▶ [Component data from apps and pages]:
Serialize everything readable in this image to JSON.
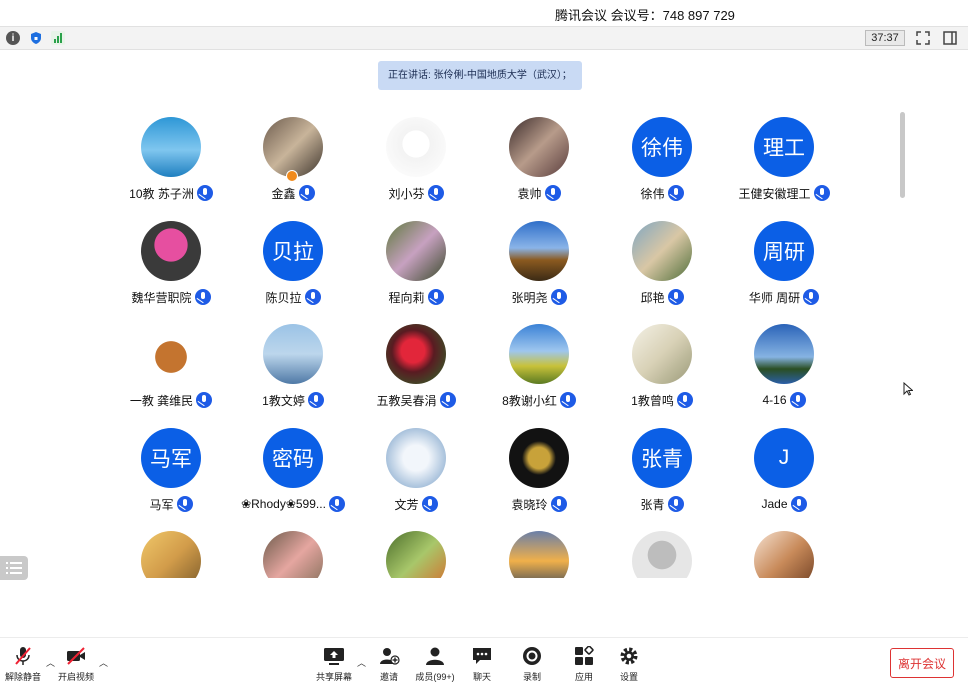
{
  "window": {
    "title": "腾讯会议 会议号：748 897 729"
  },
  "toolbar": {
    "timer": "37:37"
  },
  "banner": {
    "speaking": "正在讲话: 张伶俐-中国地质大学（武汉）；"
  },
  "participants": [
    {
      "name": "10教 苏子洲",
      "avatar_text": ""
    },
    {
      "name": "金鑫",
      "avatar_text": ""
    },
    {
      "name": "刘小芬",
      "avatar_text": ""
    },
    {
      "name": "袁帅",
      "avatar_text": ""
    },
    {
      "name": "徐伟",
      "avatar_text": "徐伟"
    },
    {
      "name": "王健安徽理工",
      "avatar_text": "理工"
    },
    {
      "name": "魏华营职院",
      "avatar_text": ""
    },
    {
      "name": "陈贝拉",
      "avatar_text": "贝拉"
    },
    {
      "name": "程向莉",
      "avatar_text": ""
    },
    {
      "name": "张明尧",
      "avatar_text": ""
    },
    {
      "name": "邱艳",
      "avatar_text": ""
    },
    {
      "name": "华师 周研",
      "avatar_text": "周研"
    },
    {
      "name": "一教 龚维民",
      "avatar_text": ""
    },
    {
      "name": "1教文婷",
      "avatar_text": ""
    },
    {
      "name": "五教吴春涓",
      "avatar_text": ""
    },
    {
      "name": "8教谢小红",
      "avatar_text": ""
    },
    {
      "name": "1教曾鸣",
      "avatar_text": ""
    },
    {
      "name": "4-16",
      "avatar_text": ""
    },
    {
      "name": "马军",
      "avatar_text": "马军"
    },
    {
      "name": "❀Rhody❀599...",
      "avatar_text": "密码"
    },
    {
      "name": "文芳",
      "avatar_text": ""
    },
    {
      "name": "袁晓玲",
      "avatar_text": ""
    },
    {
      "name": "张青",
      "avatar_text": "张青"
    },
    {
      "name": "Jade",
      "avatar_text": "J"
    },
    {
      "name": "",
      "avatar_text": ""
    },
    {
      "name": "",
      "avatar_text": ""
    },
    {
      "name": "",
      "avatar_text": ""
    },
    {
      "name": "",
      "avatar_text": ""
    },
    {
      "name": "",
      "avatar_text": ""
    },
    {
      "name": "",
      "avatar_text": ""
    }
  ],
  "bottombar": {
    "unmute": "解除静音",
    "video": "开启视频",
    "share": "共享屏幕",
    "invite": "邀请",
    "members": "成员(99+)",
    "chat": "聊天",
    "record": "录制",
    "apps": "应用",
    "settings": "设置",
    "leave": "离开会议"
  },
  "colors": {
    "accent": "#0b5fe6",
    "mic_badge": "#1e5be6",
    "leave": "#d33333",
    "banner": "#c9daf4"
  }
}
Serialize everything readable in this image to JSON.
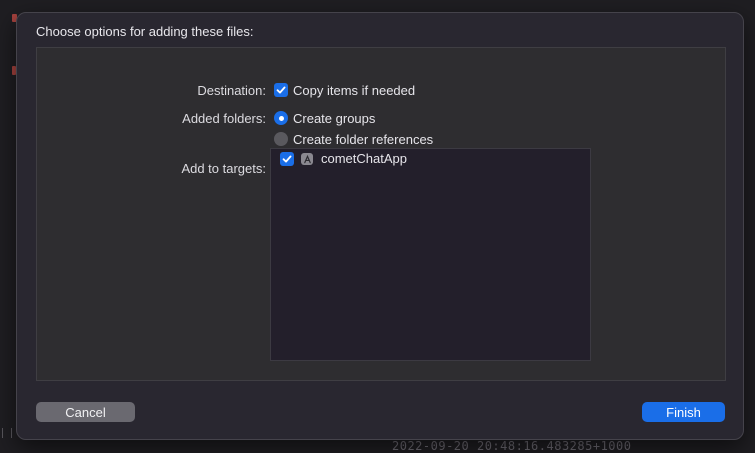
{
  "dialog": {
    "title": "Choose options for adding these files:",
    "destination_label": "Destination:",
    "destination_option": "Copy items if needed",
    "added_folders_label": "Added folders:",
    "folder_options": [
      "Create groups",
      "Create folder references"
    ],
    "selected_folder_option": "Create groups",
    "targets_label": "Add to targets:",
    "targets": [
      {
        "name": "cometChatApp",
        "checked": true
      }
    ],
    "cancel_label": "Cancel",
    "finish_label": "Finish"
  },
  "background": {
    "status_text": "2022-09-20 20:48:16.483285+1000"
  },
  "colors": {
    "accent": "#1a6ee8",
    "sheet": "#292730",
    "panel": "#2e2d30"
  }
}
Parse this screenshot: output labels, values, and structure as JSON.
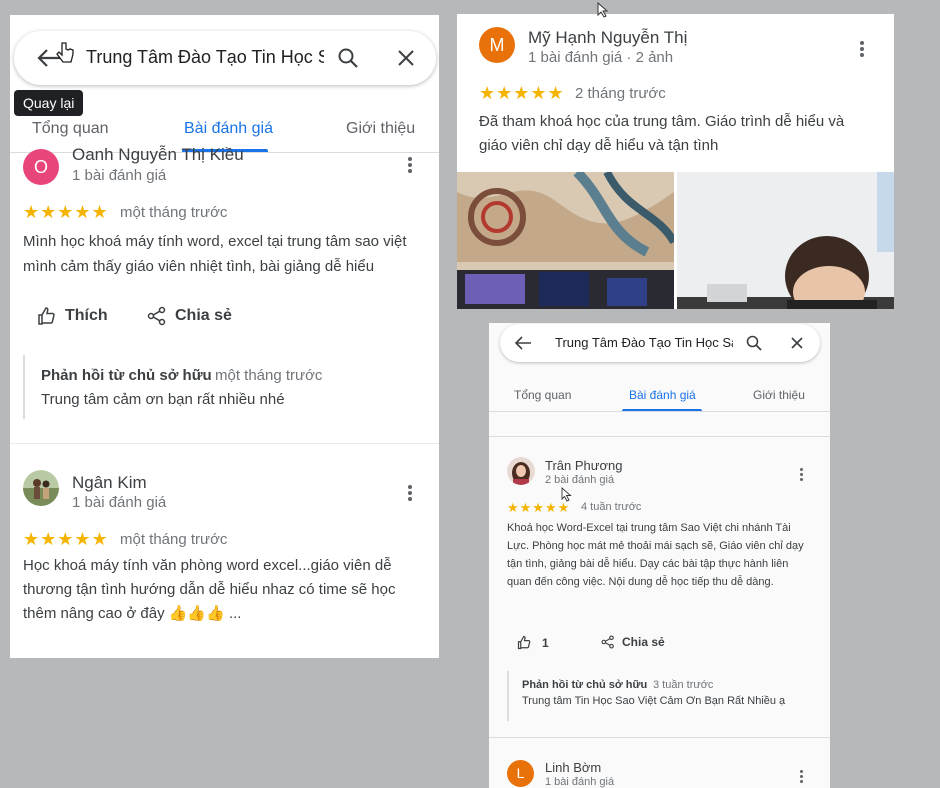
{
  "panel_left": {
    "search": {
      "value": "Trung Tâm Đào Tạo Tin Học Sa"
    },
    "tooltip": "Quay lại",
    "tabs": [
      "Tổng quan",
      "Bài đánh giá",
      "Giới thiệu"
    ],
    "reviews": [
      {
        "avatar_letter": "O",
        "avatar_color": "#e8457a",
        "name": "Oanh Nguyễn Thị Kiều",
        "meta": "1 bài đánh giá",
        "stars": "★★★★★",
        "time": "một tháng trước",
        "text": "Mình học khoá máy tính word, excel tại trung tâm sao việt mình cảm thấy giáo viên nhiệt tình, bài giảng dễ hiểu",
        "like_label": "Thích",
        "share_label": "Chia sẻ",
        "owner_title": "Phản hồi từ chủ sở hữu",
        "owner_time": "một tháng trước",
        "owner_text": "Trung tâm cảm ơn bạn rất nhiều nhé"
      },
      {
        "name": "Ngân Kim",
        "meta": "1 bài đánh giá",
        "stars": "★★★★★",
        "time": "một tháng trước",
        "text": "Học khoá máy tính văn phòng word excel...giáo viên dễ thương tận tình hướng dẫn dễ hiểu nhaz có time sẽ học thêm nâng cao ở đây 👍👍👍 ..."
      }
    ]
  },
  "panel_top_right": {
    "avatar_letter": "M",
    "avatar_color": "#e8710a",
    "name": "Mỹ Hạnh Nguyễn Thị",
    "meta": "1 bài đánh giá · 2 ảnh",
    "stars": "★★★★★",
    "time": "2 tháng trước",
    "text": "Đã tham khoá học của trung tâm. Giáo trình dễ hiểu và giáo viên chỉ dạy dễ hiểu và tận tình"
  },
  "panel_bottom_right": {
    "search": {
      "value": "Trung Tâm Đào Tạo Tin Học Sa"
    },
    "tabs": [
      "Tổng quan",
      "Bài đánh giá",
      "Giới thiệu"
    ],
    "review": {
      "name": "Trân Phương",
      "meta": "2 bài đánh giá",
      "stars": "★★★★★",
      "time": "4 tuần trước",
      "text": "Khoá học Word-Excel tại trung tâm Sao Việt chi nhánh Tài Lực. Phòng học mát mẻ thoải mái sạch sẽ, Giáo viên chỉ dạy tận tình, giảng bài dễ hiểu. Dạy các bài tập thực hành liên quan đến công việc. Nội dung dễ học tiếp thu dễ dàng.",
      "like_count": "1",
      "share_label": "Chia sẻ",
      "owner_title": "Phản hồi từ chủ sở hữu",
      "owner_time": "3 tuần trước",
      "owner_text": "Trung tâm Tin Học Sao Việt Cảm Ơn  Bạn Rất Nhiều ạ"
    },
    "next_review": {
      "avatar_letter": "L",
      "avatar_color": "#e8710a",
      "name": "Linh Bờm",
      "meta": "1 bài đánh giá"
    }
  },
  "colors": {
    "accent": "#1a73e8",
    "star": "#f4b400"
  }
}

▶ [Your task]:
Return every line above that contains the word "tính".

▶ [Response below]:
        "text": "Mình học khoá máy tính word, excel tại trung tâm sao việt mình cảm thấy giáo viên nhiệt tình, bài giảng dễ hiểu",
        "text": "Học khoá máy tính văn phòng word excel...giáo viên dễ thương tận tình hướng dẫn dễ hiểu nhaz có time sẽ học thêm nâng cao ở đây 👍👍👍 ..."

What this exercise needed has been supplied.